Swimming and gymnastics once again take center -- or is it centre? -- stage Thursday with a head-to-head swimming battle and the women's individual all-around medals at stake. Here's what to look for in that and other top events:
1) Gymnastics: A new queen
With world champion Jordyn Wieber excluded from the women's individual all-around competition because she finished fourth, but third among Americans, in a qualifying system that allows only two people per nation, the United States still has the favorite for gold. Gabby Douglas led the Americans to the team title when she finished second in the vault, third on the floor, fourth on the balance beam and sixth on the uneven bars. Viktoria Komova of Russia was the top scorer in the qualifying round. They will be matched against each other in first rotation along with Aly Raisman of the United States and Aliya Mustafina of Russia.

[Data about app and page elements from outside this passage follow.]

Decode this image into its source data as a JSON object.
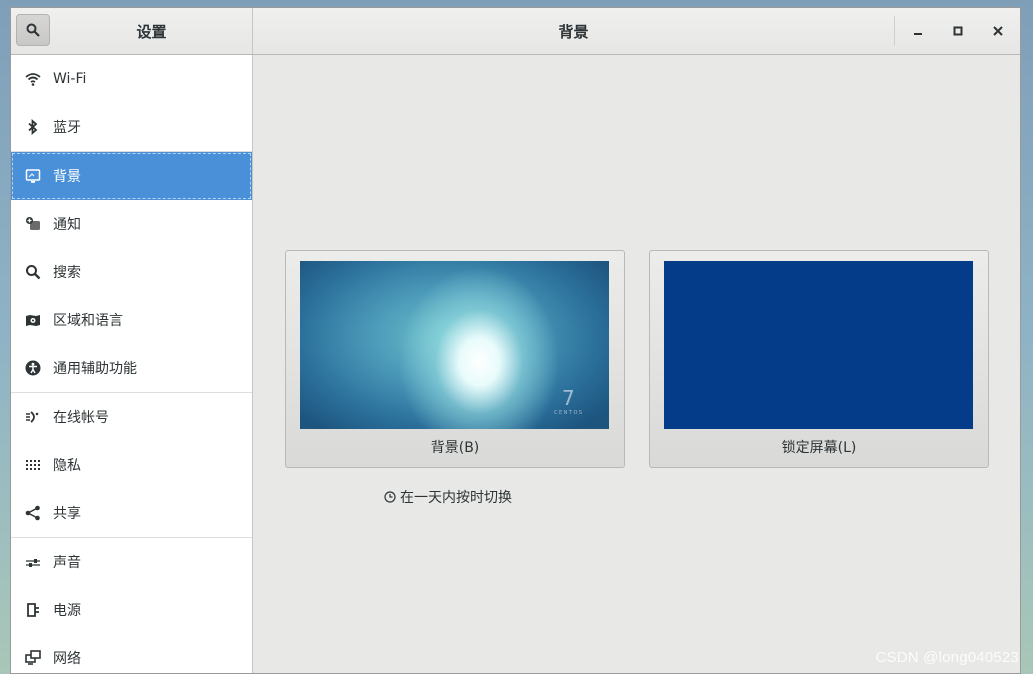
{
  "header": {
    "sidebar_title": "设置",
    "panel_title": "背景"
  },
  "sidebar": {
    "items": [
      {
        "label": "Wi-Fi",
        "icon": "wifi-icon"
      },
      {
        "label": "蓝牙",
        "icon": "bluetooth-icon"
      },
      {
        "label": "背景",
        "icon": "background-icon",
        "active": true
      },
      {
        "label": "通知",
        "icon": "notification-icon"
      },
      {
        "label": "搜索",
        "icon": "search-icon"
      },
      {
        "label": "区域和语言",
        "icon": "region-icon"
      },
      {
        "label": "通用辅助功能",
        "icon": "accessibility-icon"
      },
      {
        "label": "在线帐号",
        "icon": "online-accounts-icon"
      },
      {
        "label": "隐私",
        "icon": "privacy-icon"
      },
      {
        "label": "共享",
        "icon": "share-icon"
      },
      {
        "label": "声音",
        "icon": "sound-icon"
      },
      {
        "label": "电源",
        "icon": "power-icon"
      },
      {
        "label": "网络",
        "icon": "network-icon"
      }
    ]
  },
  "main": {
    "background_label": "背景(B)",
    "lock_label": "锁定屏幕(L)",
    "timed_label": "在一天内按时切换",
    "thumb_logo": "7",
    "thumb_logo_text": "CENTOS"
  },
  "colors": {
    "accent": "#4a90d9",
    "lock_screen": "#043c8a"
  },
  "watermark": "CSDN @long040523"
}
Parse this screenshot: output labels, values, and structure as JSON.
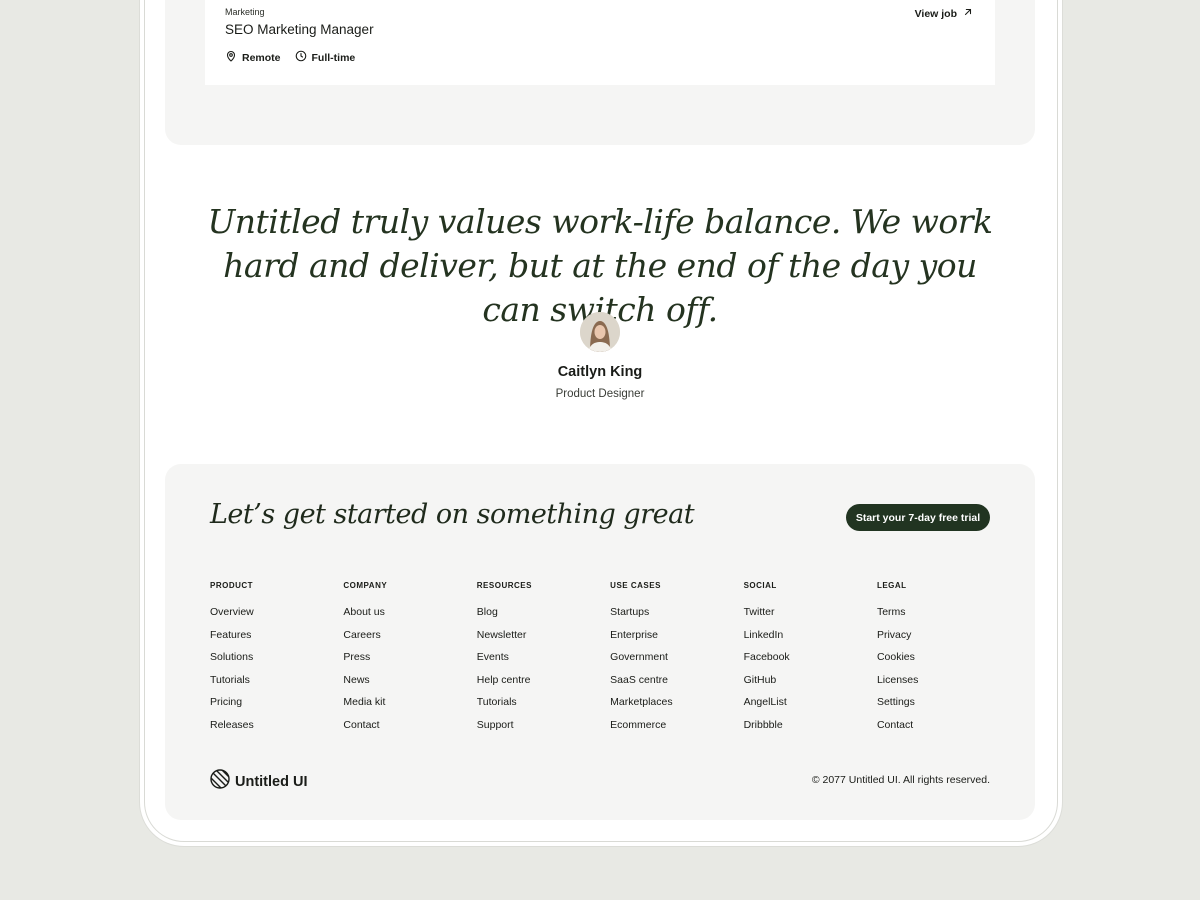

The individual all-around starts at 11:30 a.m. London time (6:30 a.m. ET)
2) Swimming: The second big showdown
Michael Phelps, the most famous U.S. swimmer ever, will be in Lane 3. Ryan Lochte, who was supposed to be one of the big winners in these Games, will be in Lane 4. It's the Showdown, part II. On Saturday, Lochte won the first head-to-head meeting between the two stars, though Phelps didn't even medal in the 400-meter individual medley. But Lochte also swims in the 200-meter backstroke final just a half hour before the 200-meter individual medley. Should Phelps win the event, he would be first male swimmer to accomplish the feat in three consecutive Olympics.
The 200-meter individual medley final starts at 8:19 p.m. London time (3:19 p.m. ET)
3) Equestrian: Ann Romney's horse set to take part in the Games
Ann Romney, wife of the soon-to-be Republican nominee, will be on hand to see her horse Rafalca compete in dressage. Mitt Romney will be traveling from Boston to Colorado for campaign events. Commentators seem to think the Republican candidate has a better chance in his race than Rafalca, ridden by Jan Ebeling, has in her event.
The individual dressage competition starts at 11 a.m. London time (6 a.m. ET) while Ebeling is scheduled to ride Rafalca about an hour later.
4) Volleyball: Battle of unbeatens
Men's world No.1 Brazil will face the United States in a rematch of the Beijing Games final, which the U.S. won in a thrilling four sets. Each side has won its first two matches without losing a set.
The match takes place at 8 p.m. London time (3 p.m. ET)
5) Table Tennis: They don't play to lose
While controversy may have hit the badminton courts, table tennis has rolled on. But world champ Zhang Jike has not been without his own controversy in the past. In 2004 he was bumped from the Chinese national team for violating team rules. He came back with a new attitude and now has a chance to become the fourth male grand slam winner. He plays Dimitrij Ovtcharov of Germany in one semifinal while countryman Wang Hao plays Chuang Chih-Yuan of Taiwan. The winners meet later in the day for the gold medal.
Table tennis semifinals begin at 10 a.m. London time (5 a.m. ET).